It was twelve years ago now that I seriously contemplated driving my car into the center divider of the 105 freeway. I was crying, I was tired, and I had no idea why I felt this way. A million thoughts raced through my head. I didn’t call anyone to ask for help, I held on to the steering wheel tightly, and I wondered if anybody would care if I was gone. Would anybody come to my bedside if I survived and was rushed to the hospital? Would the people who hadn’t checked on me in a long time suddenly care how I was doing? The only thing that stopped me was the worry that I would hurt someone else in the process. I composed myself and got myself home somehow.
I didn’t tell anybody how I felt that night – not even my boyfriend at the time. This wasn’t the first time that I felt that way and it wasn’t the last. I thought I was crazy and even though my life was mostly okay, there was a dark cloud looming over me and I ignored it for as long as I could. That time on the 105 was the closest I ever came to actually following through. What was I to do? I could only imagine what would have happened if I shared this with anyone in my life. They would have freaked out and maybe sent me away. They would have thought I was nuts.
I sought therapy.

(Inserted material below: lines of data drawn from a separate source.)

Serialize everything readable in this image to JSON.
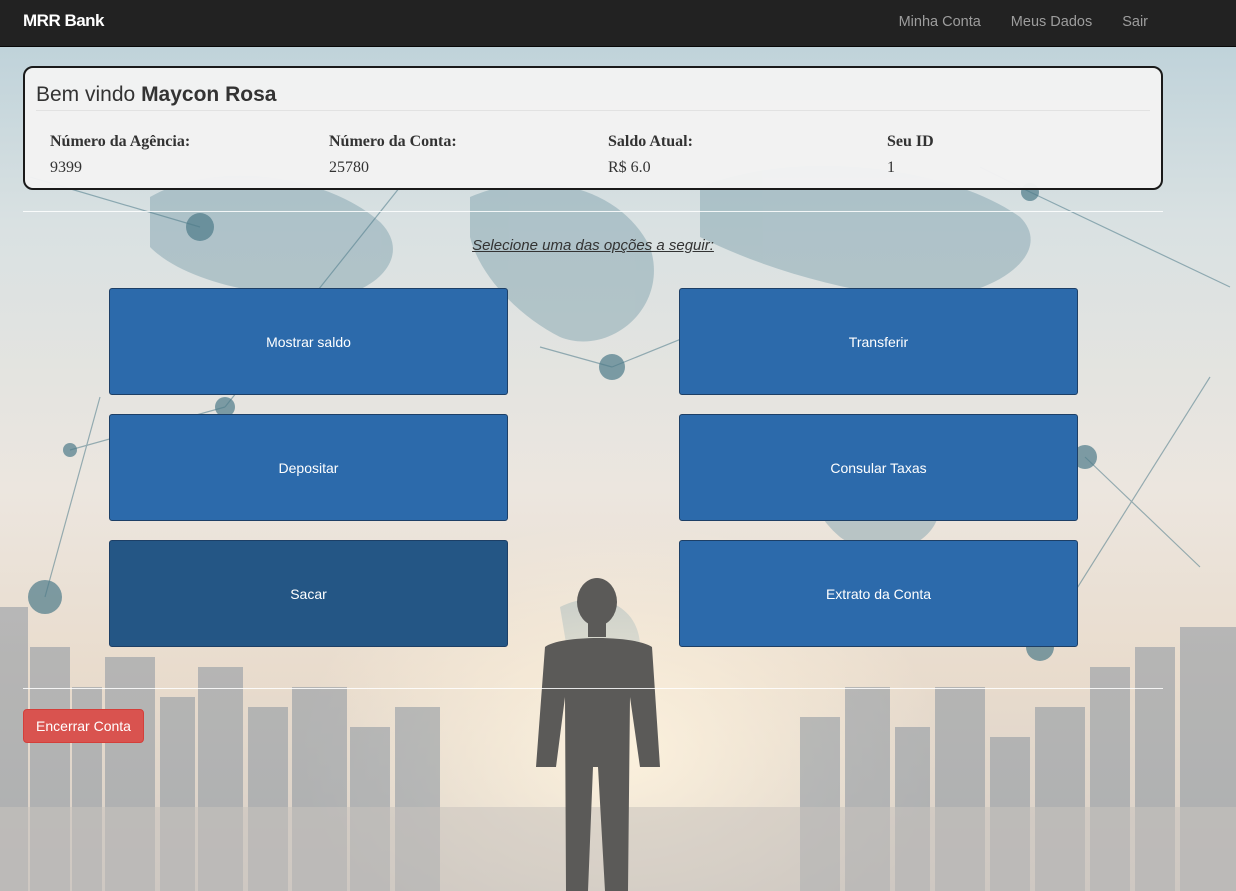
{
  "navbar": {
    "brand": "MRR Bank",
    "links": [
      "Minha Conta",
      "Meus Dados",
      "Sair"
    ]
  },
  "welcome": {
    "greeting": "Bem vindo",
    "user_name": "Maycon Rosa",
    "fields": [
      {
        "label": "Número da Agência:",
        "value": "9399"
      },
      {
        "label": "Número da Conta:",
        "value": "25780"
      },
      {
        "label": "Saldo Atual:",
        "value": "R$ 6.0"
      },
      {
        "label": "Seu ID",
        "value": "1"
      }
    ]
  },
  "prompt": "Selecione uma das opções a seguir:",
  "options": [
    {
      "label": "Mostrar saldo"
    },
    {
      "label": "Transferir"
    },
    {
      "label": "Depositar"
    },
    {
      "label": "Consular Taxas"
    },
    {
      "label": "Sacar"
    },
    {
      "label": "Extrato da Conta"
    }
  ],
  "close_account": "Encerrar Conta",
  "colors": {
    "navbar": "#222222",
    "option_button": "#2c6aab",
    "option_button_active": "#245685",
    "danger": "#d9534f"
  }
}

I had only been twice before in college and I quit after I accidentally missed an appointment and was too afraid to face the therapist again. In my first session with the new therapist – she explained to me that our conversations were confidential. The only exceptions to that confidentiality were any bits of information that I shared about wanting to harm myself or someone else. So I didn’t tell her. I did tell her that I struggled with motivation. I told her that, even though I had a really bubbly personality, I didn’t have a lot of joy for life. I didn’t like looking at myself in the mirror. I told her everything except the really dark stuff. She suggested that I request a prescription for Prozac from my primary care physician.
What would my family think? Would they know that something was wrong? Would they start to ask questions? I started taking the Prozac and nobody questioned it. Nobody asked me what was wrong. I went from having a million feelings to having no feelings at all. I became a zombie. It was worse than the depression and so I stopped taking the pills and didn’t tell anyone. Nobody really cared that I was taking them – so nobody would care if I stopped.
Years went by and the depression would come in waves. There were weeks where I’d feel fine and then it would hit again. I quit taking birth control at 25 years old – after six years and that helped tremendously. I was able to look in the mirror without completely loathing myself. But the depression and the anxiety would still come to the surface.
One night – I got invited to a friend’s graduation party. I was newly single, so I walked around talking to different groups of people, not worrying about having to tend to a date. A guy around my age with a really big mustache pulled out a joint. I had never smoked weed before. In fact, until that night, I was utterly terrified by it. I never allowed people to smoke at my parties and if I found out that someone was a stoner – I pretty much stopped associating with them. This night was different. This guy was really nice and the group that he was standing with was so warm and kind to me. He asked me if I wanted some and I said yes. I couldn’t believe it, honestly. I explained to him that I had never smoked before and he coached me through it. He let me know how important it was that I respect marijuana and never abuse it. That night – I experienced a joy that I hadn’t felt maybe ever. I felt balanced, happy, and full of life. I looked in the mirror and I liked the person staring back at me.
That night changed my life forever. I don’t always share with people that I medicate my depression with weed because some people don’t understand. I grew up in an environment that shamed that type of behavior. Prozac, ok. Alcohol, ok. Weed, absolutely not. So I hid it for years. And I still feel ashamed sometimes. I still worry that people will judge me. But how will people ever know any better- if they don’t educate themselves? How will the stigma be removed if people like me don’t speak up and say – I’m alive because I found something that made it easier for me to exist.
I found something that makes me want to get up and go. It makes my laughter genuine. It has opened up a part of my personality that is so warm and accepting. It makes everything more beautiful and why would I go towards the darkness when I can stay in the light? Thank you for reading this far. I wanted to write this because I don’t want to hide this about myself anymore. This one is for those of us living in the shadows – hoping nobody will see the hurt little child in us. We can always choose happiness.